I sought Bolsinger’s book immediately after the webinar because so much of what I heard in the webinar resonated with my experience. Here are just a few of the lessons I take away from this read:

  • The world in front of us is nothing like the world behind is.  
  • If we can adapt and adventure, we can thrive.  
  • Exploration teaches us to see the familiar through a new frame. 
  • Replacing our paradigms is both deeply painful and absolutely critical.  
  • Exploration requires us to become expert experimenters. 
  • In a Christendom world, speaking was leading; in a post-Christendom world, leading is multidimensional: apostolic, relational and adaptive. 
  • Leadership in the past meant coming up with solutions; today leadership is learning how to ask new questions we have been too scared, too busy or too proud to ask.

We are a conference of leaders, people who come together to be energized, nourished, resourced, empowered, and equipped, so that we might energize people toward their own transformation. In our catechetical, evangelization, and pastoral ministries, we all work toward that end – transformation. What new questions are you asking? What are you being called to let go of? These are questions I’ll be pondering in the coming weeks and months.

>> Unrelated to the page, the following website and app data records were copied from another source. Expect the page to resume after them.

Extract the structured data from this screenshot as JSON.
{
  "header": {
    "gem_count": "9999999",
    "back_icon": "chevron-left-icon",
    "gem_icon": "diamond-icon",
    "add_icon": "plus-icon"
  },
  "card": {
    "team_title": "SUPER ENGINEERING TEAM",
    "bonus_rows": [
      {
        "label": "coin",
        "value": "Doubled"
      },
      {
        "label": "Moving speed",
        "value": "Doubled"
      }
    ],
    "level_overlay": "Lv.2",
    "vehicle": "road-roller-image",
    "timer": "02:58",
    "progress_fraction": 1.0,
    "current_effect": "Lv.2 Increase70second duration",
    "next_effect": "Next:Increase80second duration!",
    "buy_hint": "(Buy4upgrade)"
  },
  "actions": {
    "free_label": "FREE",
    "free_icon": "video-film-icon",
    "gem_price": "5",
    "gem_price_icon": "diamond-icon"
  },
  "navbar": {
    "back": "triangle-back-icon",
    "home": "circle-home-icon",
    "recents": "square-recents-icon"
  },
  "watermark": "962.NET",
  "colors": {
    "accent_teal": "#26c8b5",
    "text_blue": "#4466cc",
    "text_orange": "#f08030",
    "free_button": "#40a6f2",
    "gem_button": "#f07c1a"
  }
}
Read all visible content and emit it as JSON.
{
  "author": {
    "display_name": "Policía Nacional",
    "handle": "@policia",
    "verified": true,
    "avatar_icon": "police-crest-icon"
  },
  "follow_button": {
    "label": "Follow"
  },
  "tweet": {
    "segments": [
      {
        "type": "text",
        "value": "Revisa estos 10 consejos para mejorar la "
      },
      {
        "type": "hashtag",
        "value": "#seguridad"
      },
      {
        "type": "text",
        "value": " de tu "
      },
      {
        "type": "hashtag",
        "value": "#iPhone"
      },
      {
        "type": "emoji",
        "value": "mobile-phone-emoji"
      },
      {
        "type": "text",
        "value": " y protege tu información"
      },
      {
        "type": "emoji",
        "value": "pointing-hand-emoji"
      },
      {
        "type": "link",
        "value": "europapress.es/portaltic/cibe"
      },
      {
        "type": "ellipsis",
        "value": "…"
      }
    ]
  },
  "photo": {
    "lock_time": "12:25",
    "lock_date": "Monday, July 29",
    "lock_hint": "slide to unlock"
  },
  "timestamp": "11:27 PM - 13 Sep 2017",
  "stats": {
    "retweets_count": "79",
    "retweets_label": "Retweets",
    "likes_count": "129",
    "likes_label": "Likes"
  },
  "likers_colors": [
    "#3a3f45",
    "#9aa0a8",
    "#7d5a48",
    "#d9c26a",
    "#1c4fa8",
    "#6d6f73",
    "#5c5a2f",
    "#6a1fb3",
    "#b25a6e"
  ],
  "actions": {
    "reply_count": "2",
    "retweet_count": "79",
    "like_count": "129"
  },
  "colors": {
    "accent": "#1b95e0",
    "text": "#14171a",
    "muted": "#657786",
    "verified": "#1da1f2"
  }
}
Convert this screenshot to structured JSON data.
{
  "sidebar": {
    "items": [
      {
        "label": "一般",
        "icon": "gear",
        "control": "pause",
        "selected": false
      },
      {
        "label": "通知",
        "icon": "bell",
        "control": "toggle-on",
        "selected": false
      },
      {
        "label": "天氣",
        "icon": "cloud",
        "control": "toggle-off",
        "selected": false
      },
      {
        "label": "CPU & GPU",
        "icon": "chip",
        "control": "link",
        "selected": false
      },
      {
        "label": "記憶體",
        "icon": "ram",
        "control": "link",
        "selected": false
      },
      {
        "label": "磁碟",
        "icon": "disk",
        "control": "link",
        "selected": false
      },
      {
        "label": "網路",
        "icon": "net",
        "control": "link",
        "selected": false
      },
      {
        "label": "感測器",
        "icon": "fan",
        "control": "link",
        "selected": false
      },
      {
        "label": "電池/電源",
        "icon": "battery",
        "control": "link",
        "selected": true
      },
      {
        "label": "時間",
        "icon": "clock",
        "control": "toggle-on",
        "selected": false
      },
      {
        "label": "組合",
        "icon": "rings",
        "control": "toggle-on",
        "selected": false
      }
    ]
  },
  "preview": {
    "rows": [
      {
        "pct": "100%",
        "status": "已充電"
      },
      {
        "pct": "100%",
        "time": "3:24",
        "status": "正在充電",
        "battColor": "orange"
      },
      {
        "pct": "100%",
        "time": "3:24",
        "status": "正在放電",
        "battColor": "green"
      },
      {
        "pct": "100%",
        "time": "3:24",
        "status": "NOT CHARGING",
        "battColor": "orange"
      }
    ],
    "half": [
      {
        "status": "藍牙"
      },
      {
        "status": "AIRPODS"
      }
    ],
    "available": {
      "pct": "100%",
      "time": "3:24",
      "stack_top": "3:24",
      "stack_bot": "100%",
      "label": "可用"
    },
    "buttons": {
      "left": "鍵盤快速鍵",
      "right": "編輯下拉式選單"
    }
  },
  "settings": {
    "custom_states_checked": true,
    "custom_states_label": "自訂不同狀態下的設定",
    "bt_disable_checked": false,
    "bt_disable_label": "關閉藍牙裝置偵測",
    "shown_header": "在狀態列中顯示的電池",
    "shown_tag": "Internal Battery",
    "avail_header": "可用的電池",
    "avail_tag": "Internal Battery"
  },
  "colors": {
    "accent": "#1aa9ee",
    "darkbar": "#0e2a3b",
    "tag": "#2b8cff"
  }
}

NCCL has made a lot of changes recently, beginning with our ends policies, one of which states “Members of NCCL will be aware of changing dynamics and landscapes in ministry.” To be aware is a first step; what comes next will define us. I believe our Board of Directors, our Representative Council, our forum leaders, project leaders, committee chairs, members and partners, have all experienced some of the change that is happening within the organization. There will be some growing pains, but if we are to thrive we have to figure out how we as a membership organization cross that great divide, how we energize “a community of people toward their own transformation in order to accomplish a shared mission in the face of a changing world.” In this kind of leadership everyone will be changed, says Bolsinger, especially the leader.